From the entries below, copy every line holding the word "title".

[[ Data listing, beginning ]]

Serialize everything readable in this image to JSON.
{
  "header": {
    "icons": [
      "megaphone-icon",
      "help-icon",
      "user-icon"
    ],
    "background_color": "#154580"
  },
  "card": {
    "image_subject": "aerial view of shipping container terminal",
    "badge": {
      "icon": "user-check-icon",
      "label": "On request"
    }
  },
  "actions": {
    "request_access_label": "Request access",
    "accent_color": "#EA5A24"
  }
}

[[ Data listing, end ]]
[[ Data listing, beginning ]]

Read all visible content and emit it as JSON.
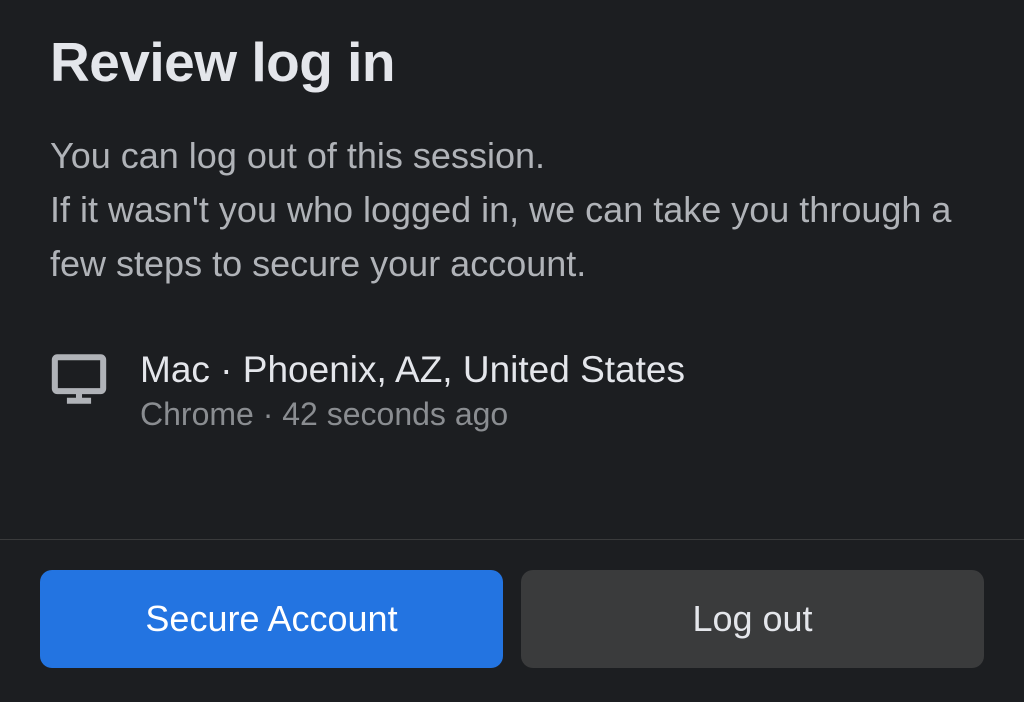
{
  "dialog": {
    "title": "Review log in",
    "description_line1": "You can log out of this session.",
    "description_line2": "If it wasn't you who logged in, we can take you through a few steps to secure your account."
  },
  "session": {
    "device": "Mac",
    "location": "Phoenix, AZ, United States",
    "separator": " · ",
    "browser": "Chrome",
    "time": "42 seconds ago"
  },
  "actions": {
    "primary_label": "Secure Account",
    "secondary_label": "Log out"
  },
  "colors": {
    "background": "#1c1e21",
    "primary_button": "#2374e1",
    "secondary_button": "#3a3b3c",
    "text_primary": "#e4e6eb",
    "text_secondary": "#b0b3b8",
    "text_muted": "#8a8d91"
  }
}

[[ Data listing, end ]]
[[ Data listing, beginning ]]

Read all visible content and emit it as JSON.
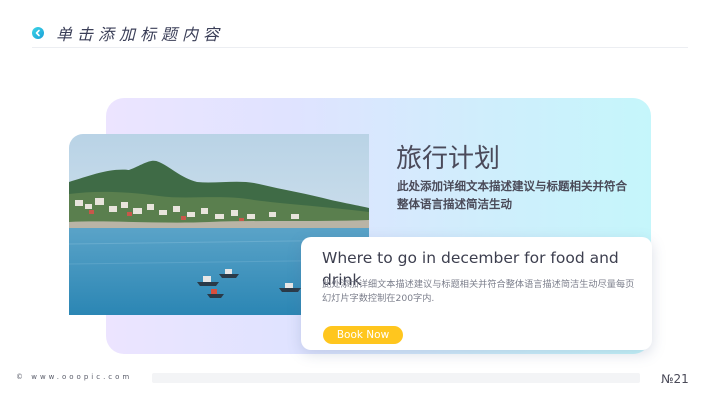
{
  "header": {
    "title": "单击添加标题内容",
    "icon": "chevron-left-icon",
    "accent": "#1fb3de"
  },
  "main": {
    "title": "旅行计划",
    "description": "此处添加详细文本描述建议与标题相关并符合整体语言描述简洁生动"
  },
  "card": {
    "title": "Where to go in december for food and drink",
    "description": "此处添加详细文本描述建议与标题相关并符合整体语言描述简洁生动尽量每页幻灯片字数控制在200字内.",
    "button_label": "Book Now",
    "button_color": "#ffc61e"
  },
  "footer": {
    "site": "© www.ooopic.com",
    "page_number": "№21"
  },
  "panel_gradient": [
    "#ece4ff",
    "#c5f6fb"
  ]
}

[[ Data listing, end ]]

Expected answer -
    "title": "Review log in",
    "title": "单击添加标题内容",
    "title": "旅行计划",
    "title": "Where to go in december for food and drink",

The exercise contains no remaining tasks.